## What to work on
Read the lines of the data below and retrieve those with "MACD".

## Provided data
□ □ □
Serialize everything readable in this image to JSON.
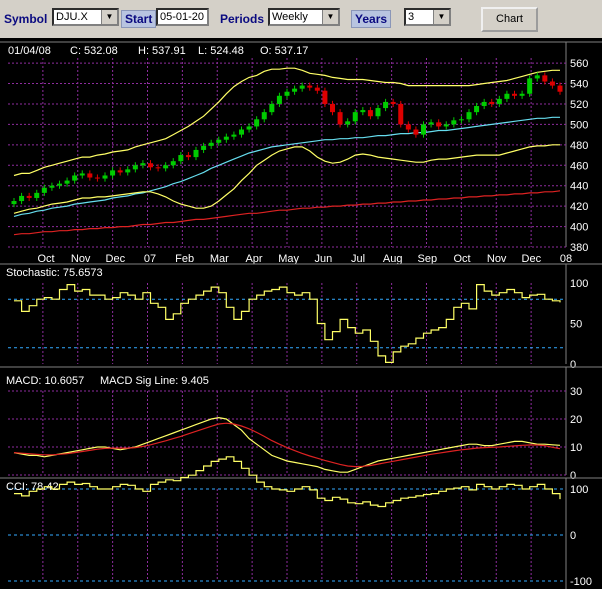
{
  "toolbar": {
    "symbol_label": "Symbol",
    "symbol_value": "DJU.X",
    "start_label": "Start",
    "start_value": "05-01-20",
    "periods_label": "Periods",
    "periods_value": "Weekly",
    "years_label": "Years",
    "years_value": "3",
    "chart_button": "Chart"
  },
  "chart_data": [
    {
      "type": "candlestick",
      "header": {
        "date": "01/04/08",
        "c": "C: 532.08",
        "h": "H: 537.91",
        "l": "L: 524.48",
        "o": "O: 537.17"
      },
      "ylim": [
        380,
        565
      ],
      "y_ticks": [
        "380",
        "400",
        "420",
        "440",
        "460",
        "480",
        "500",
        "520",
        "540",
        "560"
      ],
      "x_ticks": [
        "Oct",
        "Nov",
        "Dec",
        "07",
        "Feb",
        "Mar",
        "Apr",
        "May",
        "Jun",
        "Jul",
        "Aug",
        "Sep",
        "Oct",
        "Nov",
        "Dec",
        "08"
      ],
      "colors": {
        "up": "#00cc00",
        "down": "#dd0000",
        "bands": "#ffff66",
        "ma_short": "#66ddee",
        "ma_long": "#dd2222",
        "grid": "#8e2c9e"
      },
      "close": [
        425,
        430,
        428,
        433,
        438,
        440,
        442,
        445,
        450,
        452,
        448,
        447,
        450,
        455,
        453,
        456,
        460,
        462,
        458,
        457,
        460,
        464,
        470,
        468,
        475,
        479,
        482,
        485,
        488,
        490,
        495,
        498,
        505,
        512,
        520,
        528,
        532,
        535,
        538,
        536,
        533,
        520,
        512,
        500,
        503,
        512,
        514,
        508,
        516,
        522,
        520,
        500,
        495,
        490,
        500,
        502,
        498,
        500,
        504,
        505,
        512,
        518,
        522,
        520,
        525,
        530,
        528,
        530,
        545,
        548,
        542,
        538,
        532
      ],
      "upper_band": [
        450,
        452,
        452,
        455,
        458,
        460,
        462,
        464,
        466,
        468,
        468,
        470,
        471,
        473,
        474,
        475,
        478,
        480,
        482,
        484,
        486,
        490,
        494,
        498,
        503,
        508,
        515,
        522,
        530,
        537,
        542,
        546,
        548,
        552,
        554,
        554,
        555,
        555,
        553,
        550,
        549,
        548,
        546,
        545,
        544,
        544,
        544,
        543,
        542,
        541,
        541,
        540,
        538,
        538,
        538,
        538,
        538,
        538,
        538,
        538,
        538,
        539,
        540,
        541,
        542,
        543,
        545,
        547,
        549,
        551,
        552,
        553,
        553
      ],
      "lower_band": [
        413,
        415,
        417,
        418,
        420,
        422,
        423,
        424,
        426,
        428,
        428,
        429,
        429,
        430,
        431,
        432,
        433,
        434,
        434,
        432,
        429,
        425,
        422,
        420,
        418,
        418,
        420,
        425,
        431,
        437,
        445,
        452,
        460,
        465,
        470,
        474,
        476,
        478,
        478,
        474,
        468,
        464,
        462,
        463,
        466,
        470,
        471,
        470,
        468,
        467,
        466,
        465,
        464,
        463,
        463,
        465,
        466,
        466,
        467,
        468,
        469,
        470,
        470,
        470,
        470,
        472,
        474,
        476,
        478,
        479,
        479,
        480,
        480
      ],
      "ma_short": [
        410,
        412,
        413,
        415,
        416,
        418,
        419,
        420,
        422,
        423,
        424,
        425,
        426,
        428,
        429,
        430,
        432,
        433,
        435,
        437,
        439,
        442,
        444,
        447,
        450,
        453,
        457,
        460,
        463,
        466,
        469,
        472,
        474,
        476,
        478,
        479,
        480,
        481,
        482,
        483,
        484,
        485,
        485,
        486,
        486,
        487,
        487,
        488,
        489,
        489,
        490,
        491,
        491,
        492,
        492,
        493,
        494,
        494,
        495,
        496,
        497,
        498,
        499,
        500,
        501,
        502,
        503,
        504,
        505,
        506,
        506,
        507,
        507
      ],
      "ma_long": [
        392,
        393,
        393,
        394,
        395,
        395,
        396,
        396,
        397,
        397,
        398,
        398,
        399,
        399,
        400,
        400,
        401,
        402,
        402,
        403,
        404,
        404,
        405,
        406,
        407,
        407,
        408,
        409,
        410,
        411,
        412,
        413,
        413,
        414,
        415,
        416,
        416,
        417,
        418,
        418,
        419,
        419,
        420,
        420,
        421,
        421,
        422,
        422,
        423,
        423,
        424,
        424,
        425,
        425,
        426,
        426,
        427,
        427,
        428,
        428,
        429,
        429,
        430,
        430,
        431,
        431,
        432,
        432,
        433,
        433,
        434,
        434,
        435
      ]
    },
    {
      "type": "line",
      "title": "Stochastic: 75.6573",
      "ylim": [
        0,
        100
      ],
      "y_ticks": [
        "0",
        "50",
        "100"
      ],
      "ref_lines": [
        20,
        80
      ],
      "values": [
        78,
        65,
        72,
        80,
        82,
        80,
        92,
        98,
        90,
        92,
        85,
        85,
        80,
        82,
        88,
        85,
        80,
        88,
        75,
        70,
        55,
        62,
        75,
        80,
        85,
        90,
        95,
        88,
        70,
        55,
        65,
        80,
        85,
        90,
        92,
        95,
        88,
        85,
        88,
        80,
        50,
        30,
        40,
        55,
        45,
        38,
        42,
        28,
        10,
        2,
        15,
        22,
        25,
        32,
        38,
        42,
        45,
        55,
        70,
        75,
        68,
        98,
        90,
        85,
        88,
        92,
        88,
        82,
        85,
        86,
        80,
        78,
        76
      ],
      "color": "#ffff66"
    },
    {
      "type": "line",
      "title": "MACD: 10.6057",
      "subtitle": "MACD Sig Line: 9.405",
      "ylim": [
        0,
        30
      ],
      "y_ticks": [
        "0",
        "10",
        "20",
        "30"
      ],
      "series": [
        {
          "name": "MACD",
          "color": "#ffff66",
          "values": [
            8,
            7.5,
            7,
            7,
            6.5,
            7,
            7.5,
            8,
            8.5,
            9,
            9.5,
            10,
            10,
            9.5,
            9,
            9.5,
            10,
            11,
            12,
            13,
            14,
            15,
            16,
            17,
            18,
            19,
            20,
            20.5,
            20,
            18,
            16,
            13,
            11,
            9,
            7,
            6,
            5,
            4.5,
            4,
            3.5,
            3,
            2,
            1.5,
            1,
            1,
            2,
            3,
            4,
            5,
            5.5,
            6,
            6.5,
            7,
            7.5,
            8,
            8.5,
            9,
            9.5,
            10,
            10.5,
            11,
            11,
            10.5,
            10.5,
            11,
            11.5,
            12,
            12,
            11.5,
            11,
            11,
            10.8,
            10.6
          ]
        },
        {
          "name": "MACD Sig Line",
          "color": "#dd2222",
          "values": [
            8,
            7.8,
            7.6,
            7.4,
            7.2,
            7.2,
            7.4,
            7.6,
            8,
            8.4,
            8.8,
            9.2,
            9.5,
            9.6,
            9.6,
            9.6,
            9.8,
            10.2,
            10.8,
            11.5,
            12.2,
            13,
            13.8,
            14.7,
            15.6,
            16.5,
            17.4,
            18.2,
            18.5,
            18.2,
            17.5,
            16.5,
            15.2,
            13.8,
            12.3,
            11,
            9.8,
            8.7,
            7.7,
            6.8,
            6,
            5.2,
            4.5,
            3.8,
            3.2,
            3,
            3.1,
            3.4,
            3.9,
            4.4,
            4.9,
            5.4,
            5.9,
            6.4,
            6.9,
            7.4,
            7.8,
            8.2,
            8.6,
            9,
            9.3,
            9.6,
            9.8,
            9.9,
            10,
            10.2,
            10.4,
            10.6,
            10.7,
            10.7,
            10.5,
            9.9,
            9.4
          ]
        }
      ]
    },
    {
      "type": "line",
      "title": "CCI: 78.42",
      "ylim": [
        -100,
        100
      ],
      "y_ticks": [
        "-100",
        "0",
        "100"
      ],
      "ref_lines": [
        -100,
        0,
        100
      ],
      "values": [
        90,
        85,
        95,
        100,
        105,
        100,
        110,
        115,
        110,
        112,
        105,
        100,
        100,
        105,
        110,
        108,
        100,
        95,
        110,
        115,
        120,
        118,
        125,
        130,
        140,
        150,
        160,
        165,
        170,
        160,
        145,
        130,
        115,
        105,
        100,
        98,
        95,
        100,
        105,
        98,
        80,
        75,
        82,
        78,
        70,
        68,
        72,
        65,
        62,
        70,
        75,
        80,
        82,
        85,
        88,
        90,
        95,
        100,
        102,
        105,
        98,
        110,
        105,
        100,
        105,
        110,
        108,
        100,
        105,
        110,
        100,
        90,
        78
      ],
      "color": "#ffff66"
    }
  ]
}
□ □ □
## Response below
      "title": "MACD: 10.6057",
      "subtitle": "MACD Sig Line: 9.405",
          "name": "MACD",
          "name": "MACD Sig Line",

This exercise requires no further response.